INSTRUCTIONS TO FOLLOW :: Filter the entries below, keeping every line that has the word "name".

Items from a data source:
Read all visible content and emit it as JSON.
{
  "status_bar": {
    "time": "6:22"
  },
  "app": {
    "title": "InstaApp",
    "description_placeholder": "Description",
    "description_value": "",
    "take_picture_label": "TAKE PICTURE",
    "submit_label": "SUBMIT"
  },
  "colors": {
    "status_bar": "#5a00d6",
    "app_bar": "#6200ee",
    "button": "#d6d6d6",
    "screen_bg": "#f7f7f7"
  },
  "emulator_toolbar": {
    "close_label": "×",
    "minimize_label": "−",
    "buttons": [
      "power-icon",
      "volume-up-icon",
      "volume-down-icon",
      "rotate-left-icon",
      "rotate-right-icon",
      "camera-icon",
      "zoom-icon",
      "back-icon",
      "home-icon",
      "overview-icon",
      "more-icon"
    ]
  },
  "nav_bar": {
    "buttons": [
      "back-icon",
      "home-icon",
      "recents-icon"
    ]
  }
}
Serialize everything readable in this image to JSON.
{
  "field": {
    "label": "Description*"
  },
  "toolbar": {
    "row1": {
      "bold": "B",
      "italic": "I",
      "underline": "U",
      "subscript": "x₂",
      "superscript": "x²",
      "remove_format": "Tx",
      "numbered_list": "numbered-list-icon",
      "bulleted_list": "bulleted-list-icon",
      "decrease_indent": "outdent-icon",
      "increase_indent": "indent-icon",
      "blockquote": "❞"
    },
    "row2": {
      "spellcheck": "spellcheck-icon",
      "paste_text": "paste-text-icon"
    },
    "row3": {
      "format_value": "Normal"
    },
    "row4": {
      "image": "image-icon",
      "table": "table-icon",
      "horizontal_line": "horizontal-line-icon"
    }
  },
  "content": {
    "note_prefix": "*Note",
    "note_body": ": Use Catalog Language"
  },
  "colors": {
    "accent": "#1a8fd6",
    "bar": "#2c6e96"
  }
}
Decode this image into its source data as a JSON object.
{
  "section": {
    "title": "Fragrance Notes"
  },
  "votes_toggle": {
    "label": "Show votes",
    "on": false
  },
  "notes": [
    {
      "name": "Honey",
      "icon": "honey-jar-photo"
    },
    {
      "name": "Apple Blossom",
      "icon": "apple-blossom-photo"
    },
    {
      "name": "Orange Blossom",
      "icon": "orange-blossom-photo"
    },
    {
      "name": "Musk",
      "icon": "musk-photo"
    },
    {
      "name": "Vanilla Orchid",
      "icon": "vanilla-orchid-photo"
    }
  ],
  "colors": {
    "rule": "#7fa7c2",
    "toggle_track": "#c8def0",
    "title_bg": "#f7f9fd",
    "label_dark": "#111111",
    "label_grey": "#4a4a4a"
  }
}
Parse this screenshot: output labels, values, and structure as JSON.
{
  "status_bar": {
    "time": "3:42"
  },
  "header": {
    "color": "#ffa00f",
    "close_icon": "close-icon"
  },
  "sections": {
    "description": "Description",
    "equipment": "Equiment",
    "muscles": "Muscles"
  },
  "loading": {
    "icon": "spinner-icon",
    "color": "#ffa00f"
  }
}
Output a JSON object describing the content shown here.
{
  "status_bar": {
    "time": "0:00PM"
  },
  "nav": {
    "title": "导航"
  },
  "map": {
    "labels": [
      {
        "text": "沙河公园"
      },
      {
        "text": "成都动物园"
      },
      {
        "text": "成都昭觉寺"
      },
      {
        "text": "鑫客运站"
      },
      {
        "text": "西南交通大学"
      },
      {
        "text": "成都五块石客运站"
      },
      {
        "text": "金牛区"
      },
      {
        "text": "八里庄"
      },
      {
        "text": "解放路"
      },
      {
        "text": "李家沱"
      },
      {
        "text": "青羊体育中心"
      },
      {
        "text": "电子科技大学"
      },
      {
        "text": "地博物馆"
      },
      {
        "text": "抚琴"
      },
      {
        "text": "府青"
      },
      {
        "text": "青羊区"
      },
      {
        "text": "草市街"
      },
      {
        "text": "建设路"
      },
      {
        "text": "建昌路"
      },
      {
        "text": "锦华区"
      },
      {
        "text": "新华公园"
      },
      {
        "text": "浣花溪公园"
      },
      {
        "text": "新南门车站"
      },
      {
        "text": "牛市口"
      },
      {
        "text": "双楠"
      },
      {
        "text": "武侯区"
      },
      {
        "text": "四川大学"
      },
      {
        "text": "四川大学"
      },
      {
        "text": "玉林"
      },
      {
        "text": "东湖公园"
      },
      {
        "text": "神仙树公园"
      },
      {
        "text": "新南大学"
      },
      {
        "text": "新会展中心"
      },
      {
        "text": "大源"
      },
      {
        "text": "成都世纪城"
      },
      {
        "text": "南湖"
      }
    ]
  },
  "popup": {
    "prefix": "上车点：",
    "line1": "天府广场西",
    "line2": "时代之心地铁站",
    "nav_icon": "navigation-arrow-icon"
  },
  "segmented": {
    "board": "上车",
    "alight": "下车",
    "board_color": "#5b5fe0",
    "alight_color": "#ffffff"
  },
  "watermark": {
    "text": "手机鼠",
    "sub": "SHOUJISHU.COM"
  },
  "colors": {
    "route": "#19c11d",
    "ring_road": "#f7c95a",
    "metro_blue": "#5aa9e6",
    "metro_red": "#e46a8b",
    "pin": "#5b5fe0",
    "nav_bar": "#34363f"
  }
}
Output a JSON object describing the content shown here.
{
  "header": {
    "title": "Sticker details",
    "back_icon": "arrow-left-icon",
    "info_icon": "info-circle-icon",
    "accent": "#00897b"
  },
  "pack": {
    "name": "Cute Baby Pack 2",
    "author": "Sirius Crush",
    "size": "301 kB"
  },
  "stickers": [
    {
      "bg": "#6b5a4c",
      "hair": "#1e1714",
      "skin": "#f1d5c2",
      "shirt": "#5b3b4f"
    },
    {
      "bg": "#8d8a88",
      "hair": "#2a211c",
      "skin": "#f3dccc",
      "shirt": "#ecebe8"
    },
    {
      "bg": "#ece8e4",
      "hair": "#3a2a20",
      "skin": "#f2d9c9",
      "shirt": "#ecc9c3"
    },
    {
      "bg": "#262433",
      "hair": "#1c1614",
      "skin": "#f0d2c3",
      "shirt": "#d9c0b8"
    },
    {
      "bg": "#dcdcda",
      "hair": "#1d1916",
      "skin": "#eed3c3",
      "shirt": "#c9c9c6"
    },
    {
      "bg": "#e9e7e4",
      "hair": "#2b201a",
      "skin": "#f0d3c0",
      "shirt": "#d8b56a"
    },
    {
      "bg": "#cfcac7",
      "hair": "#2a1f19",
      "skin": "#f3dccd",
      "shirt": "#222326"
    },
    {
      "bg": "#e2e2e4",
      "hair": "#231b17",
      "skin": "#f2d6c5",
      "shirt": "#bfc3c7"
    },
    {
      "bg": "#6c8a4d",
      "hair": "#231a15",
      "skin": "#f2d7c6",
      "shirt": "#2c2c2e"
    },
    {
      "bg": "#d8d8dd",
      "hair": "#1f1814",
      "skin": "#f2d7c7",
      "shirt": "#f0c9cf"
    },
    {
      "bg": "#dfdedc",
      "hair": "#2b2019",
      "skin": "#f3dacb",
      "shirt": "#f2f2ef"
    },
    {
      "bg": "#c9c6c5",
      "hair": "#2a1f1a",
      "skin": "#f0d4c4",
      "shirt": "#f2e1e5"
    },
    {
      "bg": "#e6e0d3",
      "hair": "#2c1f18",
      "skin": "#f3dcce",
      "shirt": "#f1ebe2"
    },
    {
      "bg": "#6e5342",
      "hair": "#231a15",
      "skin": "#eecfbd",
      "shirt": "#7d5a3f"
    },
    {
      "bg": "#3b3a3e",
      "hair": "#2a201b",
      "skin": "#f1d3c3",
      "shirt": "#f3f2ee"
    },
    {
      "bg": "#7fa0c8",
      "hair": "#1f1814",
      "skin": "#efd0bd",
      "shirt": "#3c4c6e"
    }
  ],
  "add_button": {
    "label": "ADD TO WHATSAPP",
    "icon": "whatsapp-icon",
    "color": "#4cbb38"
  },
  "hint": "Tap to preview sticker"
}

WORKED SOLUTION ::
      "name": "Honey",
      "name": "Apple Blossom",
      "name": "Orange Blossom",
      "name": "Musk",
      "name": "Vanilla Orchid",
    "name": "Cute Baby Pack 2",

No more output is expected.